I was driving through the beautiful countryside of central VA this afternoon with my wife behind the wheel and our college student daughter in the back seat. We were on a familiar road, as we were again delivering our daughter back to where she’s currently residing while in school. Classes start on Monday and she’s been anxious to get back. She lovingly calls where she’s living “home” which I must admit…stings a little bit.
My wife had driven the same road a few days ago when she went to pick up our daughter and apparently had found a couple of buildings she wanted to point out to me: the first was an empty, aged, faded-paint building that was screaming to be revived into an adorable shop of some type. And down the road, within eyeshot of that building was a small–and I mean small–church building. Both as picturesque as could be in this rinky-dink, blink-it-and-you’ll-miss-it kind of town. She shared her daydream that she could run that small shop and I could pastor that small church. Nice thought, huh?
I didn’t honestly stay with that daydream of hers for very long. After all, it was HER daydream and I was happy to leave it that way. Instead, I began to think thoughts triggered by that adorable, pocket-sized church building.
You see, I’m a pastor on staff at a rather non-pocket-sized church. With attendance ranging from 1200 to 1400 on average, its quite the situation.
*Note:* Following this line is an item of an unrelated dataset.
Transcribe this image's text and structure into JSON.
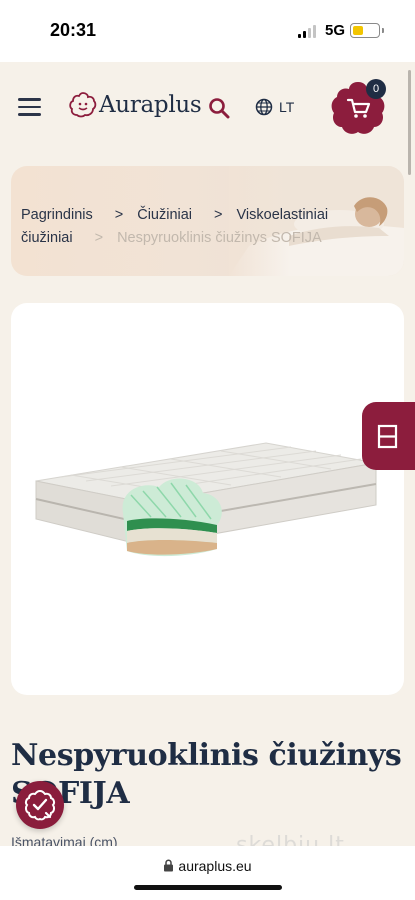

I love ministering there, I love the people, I’m grateful for the support of countless parents, and I absolutely am crazy about each and every student that calls Southside home. I’ve been there for 11 years serving as Student Discipleship Pastor and I’m fairly certain I’d be fine with 11 more.
But when I passed that country church building today, I began to think thoughts I haven’t explored nearly deeply enough. Today in 2015, there is a resurgence of the “house church” movement in America. House churches are precisely what they sound like: groups of Christians and those at least interested in Christ gathering together in homes for activities we could commonly connect with “church”. Worship, fellowship, teaching, and even eating. One of the reasons I think the house church movement is growing is because of the perceived misdirection of many established, brick-and-mortar churches.
The word “church” is the biblical Greek word “ekklesia” and it is not now nor ever meant to be attached to a geographic location. The word refers instead to the “called out ones” as the definition states. However, over time we have morphed this word “church” to be precisely that: a location (“Let’s go to church.”) or an event (“Please come to our church service.”).
So, a great clarifying question for those in ministry (and those not) to ask is this: How would we do this without a location, schedule, resources, or a program? In other words, let’s say that the “church” you attend (as in the meeting place/building) burned to the ground. What then? The purists might knee-jerk respond with “we’d just meet in an open field.” and to that I’d say, “Good for you.” but if our American church culture is any indication, it wouldn’t be too long before that got old and rumblings of a “building campaign” began to ripple through the crowd.
Now let’s get something straight. I’m not against buildings. I live in one. I worship in one. I work in one. I like them. Buildings are good. But has the church mistakenly equated ministry with a location, a schedule, resources, or a program? What if we erased those 4 words from our ministry vocabulary and didn’t have any of them? How then would we “make disciples” as is the Commission given to us by our King? Are we leaning far too heavily on what we have and far too lightly on who and what we are?
I challenged our students last year with this thought: What if more of our church’s ministry happened outside the walls than inside? What if we were known more by who we are than where we meet?
Some might say for a church to have any building at all is a sinful waste. To them I’d respectfully say read your Bible. Having a building, land, or resources isn’t wrong, or bad, or sinful. But putting our hope and trust and faith in those things rather than being the Called Out Ones (who love everyone everywhere with the lavish love of Jesus) is. If you are a part of a church that has a building to meet in, by all means be grateful and leverage all resources for the Kingdom work. To do any less would be wasteful.
What do you think about this? Have we turned “church” into a place and schedule rather than a people and a passion? When you hear the word “church”, what comes to your mind? What is YOUR opinion of “church” in America? What would it take for the negative connotations to be turned around?